Market professionals and Huge Tech firms have prolonged urged the US governing administration to introduce rules that could assist hold youthful social media end users safe and sound. But even just before the bill’s passage, some experienced elevated fears about the influence of the laws. The Digital Frontier Basis, a electronic legal rights group, said Utah’s specific established of policies are “dangerous” when it comes to user privacy and included that the monthly bill will make person data fewer safe, internet access a lot less personal and infringe upon youthful users’ primary rights.

“Social media provides a lifeline for many young people, in addition to group, education, and dialogue,” said Jason Kelley, director of activism at the EFF. “They use it in section simply because it can be private … The legislation, which would limit social media access and have to have parental consent and checking for minors, will incalculably damage the means of young individuals to shield their privateness and discourage them from performing exercises their legal rights.”
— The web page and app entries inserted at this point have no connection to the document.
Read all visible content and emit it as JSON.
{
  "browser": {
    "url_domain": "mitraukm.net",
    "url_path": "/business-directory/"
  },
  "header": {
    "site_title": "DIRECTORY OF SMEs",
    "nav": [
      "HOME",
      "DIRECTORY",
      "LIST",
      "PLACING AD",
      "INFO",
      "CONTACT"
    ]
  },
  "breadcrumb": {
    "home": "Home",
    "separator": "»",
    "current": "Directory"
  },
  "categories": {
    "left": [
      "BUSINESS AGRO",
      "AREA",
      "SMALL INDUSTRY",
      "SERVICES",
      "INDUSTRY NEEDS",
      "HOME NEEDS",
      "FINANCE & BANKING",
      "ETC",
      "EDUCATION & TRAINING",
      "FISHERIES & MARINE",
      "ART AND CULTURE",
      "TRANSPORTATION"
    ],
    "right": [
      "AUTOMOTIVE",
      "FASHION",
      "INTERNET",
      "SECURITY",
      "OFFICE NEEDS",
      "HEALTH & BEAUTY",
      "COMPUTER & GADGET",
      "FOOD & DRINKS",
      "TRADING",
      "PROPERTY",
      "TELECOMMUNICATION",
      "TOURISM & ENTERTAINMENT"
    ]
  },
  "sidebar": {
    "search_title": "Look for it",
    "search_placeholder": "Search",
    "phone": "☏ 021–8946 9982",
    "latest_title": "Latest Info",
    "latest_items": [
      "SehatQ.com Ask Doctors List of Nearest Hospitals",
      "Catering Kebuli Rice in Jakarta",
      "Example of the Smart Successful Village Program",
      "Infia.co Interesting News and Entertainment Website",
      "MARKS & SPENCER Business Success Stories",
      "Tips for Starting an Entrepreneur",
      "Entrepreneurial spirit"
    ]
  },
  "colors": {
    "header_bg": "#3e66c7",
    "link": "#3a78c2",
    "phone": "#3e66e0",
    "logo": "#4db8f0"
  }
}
Lucy Ivey, an 18-yr-previous TikTok influencer who attends Utah Valley University, agreed, declaring some of her close friends in the LGBTQ local community may possibly deal with difficulties with the transform.

“My fear with this bill is that it will consider absent privacy from young people, and a lot of young ones don’t have great relationships with their dad and mom or really do not have a responsible guardian that would be wanted to get access to social media,” she told CNN. “I feel about my LGBTQ mates some who have experienced a challenging time with their mom and dad for the reason that of their sexuality or identity, and they could be shedding an crucial place the place they can be on their own, and be viewed and heard.”
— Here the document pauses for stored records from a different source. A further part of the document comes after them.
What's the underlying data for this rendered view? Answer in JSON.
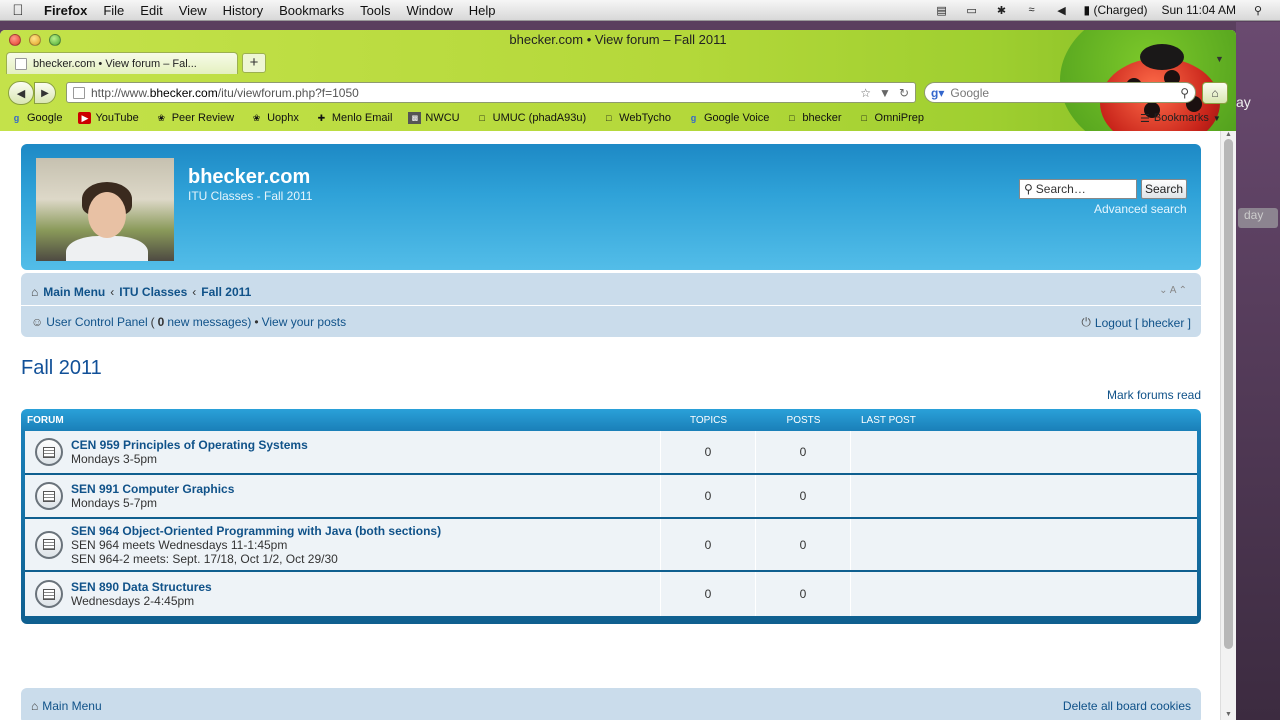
{
  "os_menubar": {
    "app": "Firefox",
    "menus": [
      "File",
      "Edit",
      "View",
      "History",
      "Bookmarks",
      "Tools",
      "Window",
      "Help"
    ],
    "battery": "(Charged)",
    "clock": "Sun 11:04 AM"
  },
  "desktop": {
    "partial_text": "ay",
    "badge": "day"
  },
  "browser": {
    "window_title": "bhecker.com • View forum – Fall 2011",
    "tab_title": "bhecker.com • View forum – Fal...",
    "new_tab": "+",
    "url_prefix": "http://www.",
    "url_host": "bhecker.com",
    "url_path": "/itu/viewforum.php?f=1050",
    "search_placeholder": "Google",
    "bookmarks": [
      {
        "label": "Google",
        "icon": "google-icon"
      },
      {
        "label": "YouTube",
        "icon": "youtube-icon"
      },
      {
        "label": "Peer Review",
        "icon": "phoenix-icon"
      },
      {
        "label": "Uophx",
        "icon": "phoenix-icon"
      },
      {
        "label": "Menlo Email",
        "icon": "menlo-icon"
      },
      {
        "label": "NWCU",
        "icon": "nwcu-icon"
      },
      {
        "label": "UMUC (phadA93u)",
        "icon": "page-icon"
      },
      {
        "label": "WebTycho",
        "icon": "page-icon"
      },
      {
        "label": "Google Voice",
        "icon": "google-icon"
      },
      {
        "label": "bhecker",
        "icon": "page-icon"
      },
      {
        "label": "OmniPrep",
        "icon": "page-icon"
      }
    ],
    "bookmarks_menu": "Bookmarks"
  },
  "site": {
    "title": "bhecker.com",
    "description": "ITU Classes - Fall 2011",
    "search_placeholder": "Search…",
    "search_button": "Search",
    "advanced_search": "Advanced search"
  },
  "navbar": {
    "crumbs": [
      "Main Menu",
      "ITU Classes",
      "Fall 2011"
    ],
    "ucp_label": "User Control Panel",
    "ucp_open": "(",
    "new_messages_count": "0",
    "new_messages_text": "new messages)",
    "bullet": "•",
    "view_posts": "View your posts",
    "logout": "Logout [ bhecker ]"
  },
  "page": {
    "title": "Fall 2011",
    "mark_read": "Mark forums read"
  },
  "forum_table": {
    "columns": [
      "FORUM",
      "TOPICS",
      "POSTS",
      "LAST POST"
    ],
    "rows": [
      {
        "title": "CEN 959 Principles of Operating Systems",
        "desc": [
          "Mondays 3-5pm"
        ],
        "topics": "0",
        "posts": "0"
      },
      {
        "title": "SEN 991 Computer Graphics",
        "desc": [
          "Mondays 5-7pm"
        ],
        "topics": "0",
        "posts": "0"
      },
      {
        "title": "SEN 964 Object-Oriented Programming with Java (both sections)",
        "desc": [
          "SEN 964 meets Wednesdays 11-1:45pm",
          "SEN 964-2 meets: Sept. 17/18, Oct 1/2, Oct 29/30"
        ],
        "topics": "0",
        "posts": "0"
      },
      {
        "title": "SEN 890 Data Structures",
        "desc": [
          "Wednesdays 2-4:45pm"
        ],
        "topics": "0",
        "posts": "0"
      }
    ]
  },
  "footer": {
    "main_menu": "Main Menu",
    "delete_cookies": "Delete all board cookies"
  },
  "colors": {
    "link": "#105289",
    "header_blue": "#2fa2d8",
    "nav_bg": "#cadceb",
    "toolbar_green": "#b4d83a"
  }
}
Ivey, who released a publication known as Our Era at age 15 and amplified its articles on TikTok, explained she’s also concerned about how the bill will effects written content creators like herself. (If a lawful guardian disapproves of a teens’ on the net exercise or digital existence, these folks may perhaps have to set their accounts on hold right up until they are 18 years old.)
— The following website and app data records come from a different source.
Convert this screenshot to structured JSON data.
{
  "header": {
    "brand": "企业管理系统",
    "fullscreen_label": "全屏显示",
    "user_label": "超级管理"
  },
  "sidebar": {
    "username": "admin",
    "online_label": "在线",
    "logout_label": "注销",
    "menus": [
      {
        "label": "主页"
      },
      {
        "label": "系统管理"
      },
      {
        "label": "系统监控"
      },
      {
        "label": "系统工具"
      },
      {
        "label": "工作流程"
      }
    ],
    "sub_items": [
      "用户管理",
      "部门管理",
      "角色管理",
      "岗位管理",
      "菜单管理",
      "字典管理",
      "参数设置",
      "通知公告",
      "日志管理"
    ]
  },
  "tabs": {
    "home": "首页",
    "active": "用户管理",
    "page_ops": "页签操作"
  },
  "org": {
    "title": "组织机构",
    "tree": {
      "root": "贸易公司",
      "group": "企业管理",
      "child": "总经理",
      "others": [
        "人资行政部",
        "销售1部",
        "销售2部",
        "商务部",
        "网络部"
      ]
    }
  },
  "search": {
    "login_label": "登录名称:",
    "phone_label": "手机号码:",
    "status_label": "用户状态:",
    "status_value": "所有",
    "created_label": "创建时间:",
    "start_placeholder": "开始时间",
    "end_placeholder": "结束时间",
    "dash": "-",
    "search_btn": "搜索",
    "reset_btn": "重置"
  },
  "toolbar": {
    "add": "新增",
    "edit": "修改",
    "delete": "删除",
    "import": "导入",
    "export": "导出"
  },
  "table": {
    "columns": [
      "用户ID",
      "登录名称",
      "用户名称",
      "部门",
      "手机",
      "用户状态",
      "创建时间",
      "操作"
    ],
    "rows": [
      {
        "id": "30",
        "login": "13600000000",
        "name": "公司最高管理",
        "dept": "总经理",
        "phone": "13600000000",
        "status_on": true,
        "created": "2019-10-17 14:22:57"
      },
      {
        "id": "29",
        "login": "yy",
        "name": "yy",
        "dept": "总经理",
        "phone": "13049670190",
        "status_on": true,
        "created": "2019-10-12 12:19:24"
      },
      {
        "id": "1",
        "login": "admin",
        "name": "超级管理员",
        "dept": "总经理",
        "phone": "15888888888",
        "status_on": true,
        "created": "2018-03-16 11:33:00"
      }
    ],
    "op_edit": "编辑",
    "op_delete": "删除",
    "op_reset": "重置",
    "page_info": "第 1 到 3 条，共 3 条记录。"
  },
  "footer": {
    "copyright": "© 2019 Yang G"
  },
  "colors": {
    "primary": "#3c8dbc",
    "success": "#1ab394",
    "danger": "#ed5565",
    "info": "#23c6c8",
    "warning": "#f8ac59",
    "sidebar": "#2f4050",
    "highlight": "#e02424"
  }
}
“With a new legislation like this, they may possibly now be intimidated and discouraged by the lawful hoops necessary to use social media out of anxiety of authority or their parents, or fear of dropping their privacy at a time when teens are figuring out who they are,” Ivey said.

Fb-guardian Meta explained to CNN it has the very same goals as mother and father and policymakers, but the corporation claimed it also wishes young people to have safe and sound, good ordeals online and preserve its platforms obtainable. Antigone Davis, the world head of security for Meta, mentioned the corporation will “continue to operate closely with gurus, policymakers and mom and dad on these significant problems.”

Associates for TikTok and Snap did not answer to a ask for for comment.

Provided that the monthly bill is unparalleled, it is unclear how particularly the social media businesses will adapt. For illustration, the legislation phone calls for platforms to turn off algorithms for “suggested content.” This certain guideline may enable retain teens from slipping down rabbit holes toward possibly destructive content, but it could current new difficulties, far too. It may possibly suggest the business would no extended have the oversight and management around downranking problematic articles that might show up in a user’s feed.

Some of the bill’s rules could also be difficult to enforce. Inouye reported minors could “steal” identities – these as from spouse and children customers who really do not use social media – to build accounts that they can entry and use with no oversight. VPNs could also complicate matching IP addresses to the states of the customers, he mentioned.

But even if legislative actions from Utah and other states prove to be flawed, Inouye says “these early initiatives are at least bringing consideration to these issues.”